Pedunculated fibroids are benign (noncancerous) growths in the uterus. These fibroids are attached to the uterine wall by a stalk-like growth called a peduncle. The main difference between pedunculated fibroids and other fibroids is the peduncle.
These fibroids can grow both inside and outside the uterus. Inside the uterus, this type of growth is called a pedunculated submucosal fibroid. Outside the uterus it’s called a pedunculated subserosal fibroid.
Doctors aren’t sure what causes pedunculated fibroids. It’s believed that hormones and heredity might be factors, so women with a family history of fibroids and pregnant women might be more at risk.
If women experience any discomfort from pedunculated fibroids, it’s usually mild.
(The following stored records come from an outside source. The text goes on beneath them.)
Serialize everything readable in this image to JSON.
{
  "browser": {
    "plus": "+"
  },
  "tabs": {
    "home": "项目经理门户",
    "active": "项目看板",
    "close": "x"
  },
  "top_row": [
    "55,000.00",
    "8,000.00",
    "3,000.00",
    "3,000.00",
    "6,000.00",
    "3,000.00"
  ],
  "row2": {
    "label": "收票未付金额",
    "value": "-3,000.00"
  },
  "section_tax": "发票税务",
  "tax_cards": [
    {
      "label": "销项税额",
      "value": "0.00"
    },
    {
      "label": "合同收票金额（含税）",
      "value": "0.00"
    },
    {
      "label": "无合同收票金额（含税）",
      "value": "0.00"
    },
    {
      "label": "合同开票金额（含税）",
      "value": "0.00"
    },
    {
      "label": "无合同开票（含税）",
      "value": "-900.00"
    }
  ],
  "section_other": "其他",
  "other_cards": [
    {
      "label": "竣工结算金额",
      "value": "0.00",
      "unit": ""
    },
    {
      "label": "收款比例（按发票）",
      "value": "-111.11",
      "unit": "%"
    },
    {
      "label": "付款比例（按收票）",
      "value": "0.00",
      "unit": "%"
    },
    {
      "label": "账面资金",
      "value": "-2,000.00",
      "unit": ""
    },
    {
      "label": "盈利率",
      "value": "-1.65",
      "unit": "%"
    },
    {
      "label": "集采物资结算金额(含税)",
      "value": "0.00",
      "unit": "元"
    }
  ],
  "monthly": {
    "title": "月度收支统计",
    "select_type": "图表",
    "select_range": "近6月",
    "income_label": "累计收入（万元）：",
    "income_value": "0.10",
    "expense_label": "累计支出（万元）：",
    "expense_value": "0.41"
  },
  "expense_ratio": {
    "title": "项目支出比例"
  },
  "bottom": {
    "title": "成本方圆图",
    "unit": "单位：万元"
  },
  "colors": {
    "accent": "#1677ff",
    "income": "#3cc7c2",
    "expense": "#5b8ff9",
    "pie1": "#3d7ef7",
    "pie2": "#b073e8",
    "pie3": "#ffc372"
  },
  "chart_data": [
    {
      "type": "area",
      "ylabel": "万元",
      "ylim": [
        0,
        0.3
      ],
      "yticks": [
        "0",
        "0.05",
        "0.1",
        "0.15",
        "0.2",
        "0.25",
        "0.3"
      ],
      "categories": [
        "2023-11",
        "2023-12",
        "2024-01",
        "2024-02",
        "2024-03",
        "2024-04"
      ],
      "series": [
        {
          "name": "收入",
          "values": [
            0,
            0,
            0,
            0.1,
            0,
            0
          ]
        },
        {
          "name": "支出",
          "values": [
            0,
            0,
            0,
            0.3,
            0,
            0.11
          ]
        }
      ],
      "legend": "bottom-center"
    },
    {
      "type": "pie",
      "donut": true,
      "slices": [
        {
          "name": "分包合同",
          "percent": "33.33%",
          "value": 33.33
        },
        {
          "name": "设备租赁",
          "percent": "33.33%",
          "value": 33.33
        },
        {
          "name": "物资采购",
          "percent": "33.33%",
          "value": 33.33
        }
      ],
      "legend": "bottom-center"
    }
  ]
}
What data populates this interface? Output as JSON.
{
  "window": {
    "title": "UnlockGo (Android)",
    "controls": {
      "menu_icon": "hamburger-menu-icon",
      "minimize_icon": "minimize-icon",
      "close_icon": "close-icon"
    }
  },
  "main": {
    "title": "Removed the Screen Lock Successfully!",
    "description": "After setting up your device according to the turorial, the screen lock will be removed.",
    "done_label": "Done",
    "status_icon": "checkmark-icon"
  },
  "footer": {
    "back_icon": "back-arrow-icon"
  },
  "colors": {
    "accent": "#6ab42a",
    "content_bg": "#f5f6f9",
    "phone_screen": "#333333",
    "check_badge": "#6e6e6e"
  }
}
However, some women can have intense discomfort because of these growths.
Common symptoms include:
Pedunculated fibroids can also cause unexpected, sharp pains. This happens when the fibroid rotates on its stem and the movement interferes with blood flow to the fibroid.
Pedunculated fibroids are usually diagnosed the same way as other uterine fibroids:
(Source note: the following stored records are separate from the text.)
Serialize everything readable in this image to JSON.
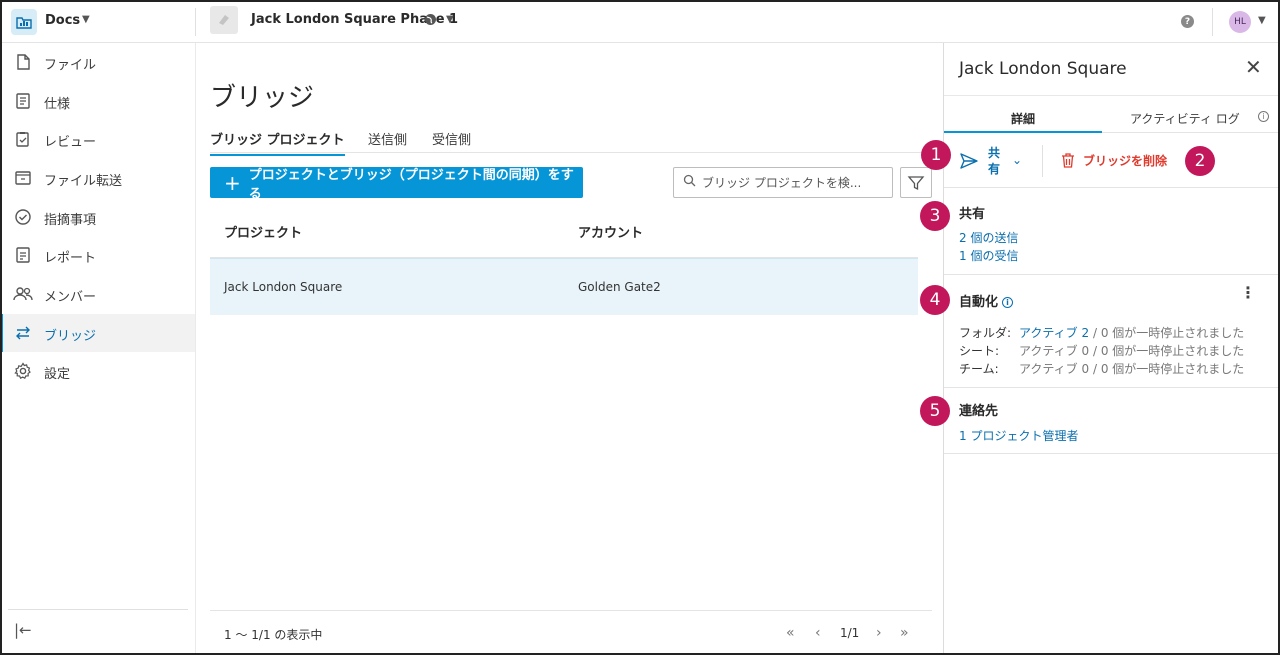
{
  "topbar": {
    "app_name": "Docs",
    "project_name": "Jack London Square Phase 1",
    "avatar_initials": "HL"
  },
  "sidebar": {
    "items": [
      {
        "label": "ファイル",
        "icon": "file-icon"
      },
      {
        "label": "仕様",
        "icon": "spec-icon"
      },
      {
        "label": "レビュー",
        "icon": "review-icon"
      },
      {
        "label": "ファイル転送",
        "icon": "transfer-icon"
      },
      {
        "label": "指摘事項",
        "icon": "issues-icon"
      },
      {
        "label": "レポート",
        "icon": "report-icon"
      },
      {
        "label": "メンバー",
        "icon": "members-icon"
      },
      {
        "label": "ブリッジ",
        "icon": "bridge-icon"
      },
      {
        "label": "設定",
        "icon": "settings-icon"
      }
    ],
    "active_index": 7
  },
  "main": {
    "title": "ブリッジ",
    "tabs": [
      {
        "label": "ブリッジ プロジェクト"
      },
      {
        "label": "送信側"
      },
      {
        "label": "受信側"
      }
    ],
    "primary_button": "プロジェクトとブリッジ（プロジェクト間の同期）をする",
    "search_placeholder": "ブリッジ プロジェクトを検...",
    "columns": [
      "プロジェクト",
      "アカウント"
    ],
    "rows": [
      {
        "project": "Jack London Square",
        "account": "Golden Gate2"
      }
    ],
    "footer": "1 〜 1/1 の表示中",
    "page": "1/1"
  },
  "panel": {
    "title": "Jack London Square",
    "tabs": [
      {
        "label": "詳細"
      },
      {
        "label": "アクティビティ ログ"
      }
    ],
    "share_label": "共有",
    "delete_label": "ブリッジを削除",
    "share_section": {
      "title": "共有",
      "sent": "2 個の送信",
      "received": "1 個の受信"
    },
    "automation": {
      "title": "自動化",
      "rows": [
        {
          "key": "フォルダ:",
          "active": "アクティブ 2",
          "paused": " / 0 個が一時停止されました",
          "on": true
        },
        {
          "key": "シート:",
          "active": "アクティブ 0",
          "paused": " / 0 個が一時停止されました",
          "on": false
        },
        {
          "key": "チーム:",
          "active": "アクティブ 0",
          "paused": " / 0 個が一時停止されました",
          "on": false
        }
      ]
    },
    "contacts": {
      "title": "連絡先",
      "admin": "1 プロジェクト管理者"
    }
  },
  "callouts": [
    "1",
    "2",
    "3",
    "4",
    "5"
  ],
  "colors": {
    "accent": "#0696d7",
    "link": "#0a6fae",
    "danger": "#e03a2d",
    "callout": "#c2185b",
    "row_selected": "#e9f4fa"
  }
}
- A woman may experience common fibroid symptoms.
- A doctor may feel fibroids during a pelvic exam.
- The fibroids may be detected via ultrasound.
If your doctor suspects you have fibroids, they might give you an ultrasound. A transvaginal ultrasound can reveal details about your fibroids including size, position and how many pedunculated fibroids you have.
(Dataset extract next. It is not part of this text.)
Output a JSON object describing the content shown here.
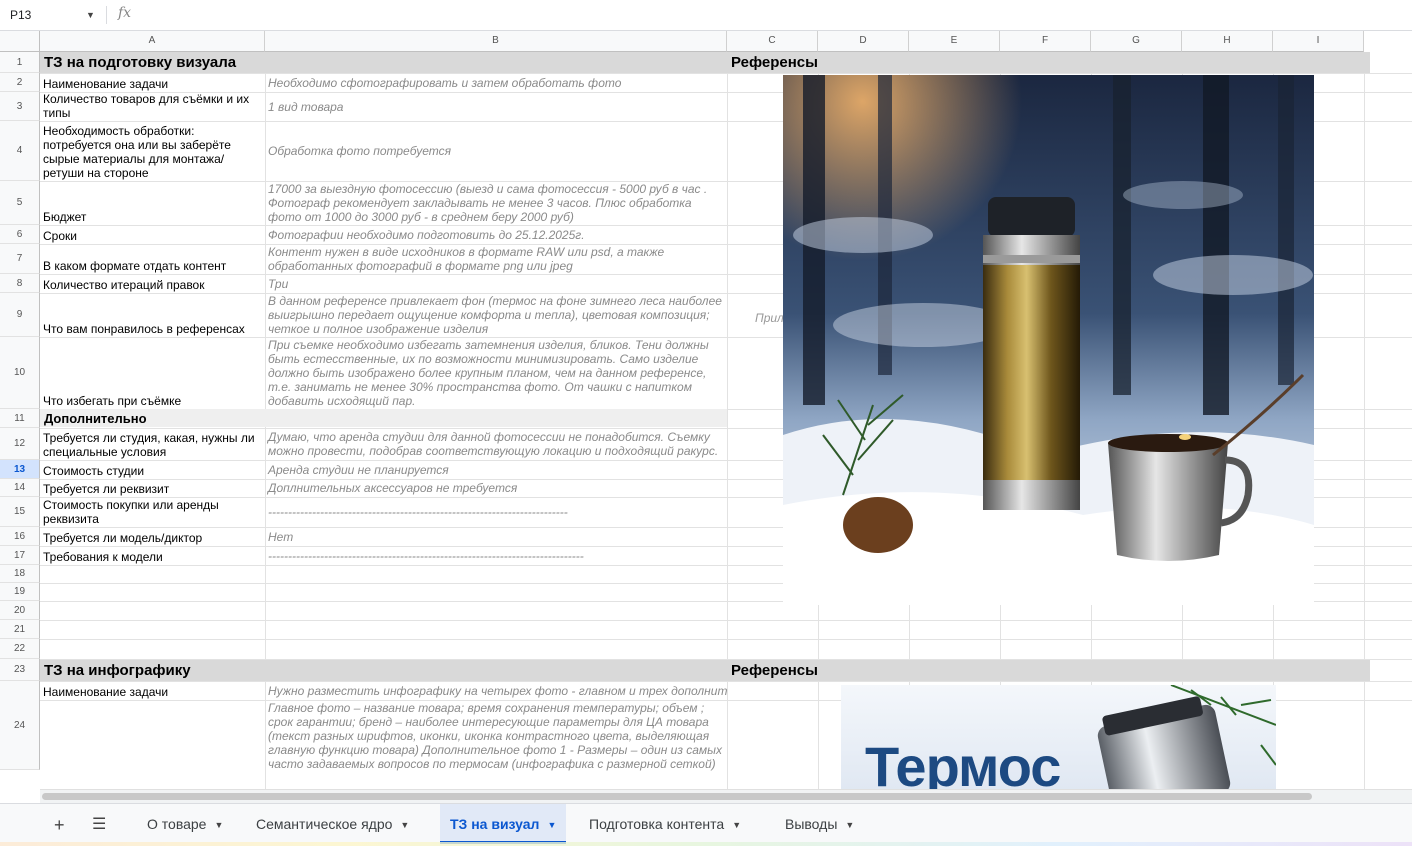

Pedunculated fibroids are, for the most part, not treated. Your doctor will recommend treatment if you are experiencing pain or if you’re worried about getting pregnant or your current pregnancy.
Treatment options for all fibroids include:
- Hormone therapy. There are a number of therapies, like GnRH agonists, designed to lower the levels of estrogen. This treatment is designed to reduce the size of the fibroid.
- Hysterectomy. This is a surgery that removes the entire uterus.
- Myomectomy. A myomectomy is a surgical procedure that removes one or multiple fibroids.
- Uterine artery embolization. This procedure blocks the blood flow to the fibroid with a goal of shrinking or terminating it.
- Focused ultrasound surgery (FUS). This procedure attempts to destroy the fibroid with sound waves.
- Myolysis. This procedure shrinks the fibroid by blocking its blood flow with a heat source, such as a laser or an electric current. The procedure Acessa is an example of myolysis.
- Cryomyolysis. In this procedure, the fibroids are frozen.
- Endometrial ablation. This procedure uses hot fluids, radio waves, freezing (cryoablation), or microwaves to remove the uterine lining.
According to Stanford Children’s Health, between 20 and 50 percent of women have fibroids in their reproductive years. However, only about one-third of fibroids are big enough for a doctor to discover them during a physical exam. In more than 90 percent of fibroid cases, the tumors are benign (noncancerous) and pose no increased risk of uterine cancer.
If you have symptoms associated with fibroids, you should visit your doctor for an exam. If you are diagnosed with pedunculated fibroids or another type of fibroid, your doctor will recommend treatment options. Since fibroids are typically slow growing, after visiting your doctor, you will have time to learn more about the specifics of different treatments and to get a second opinion.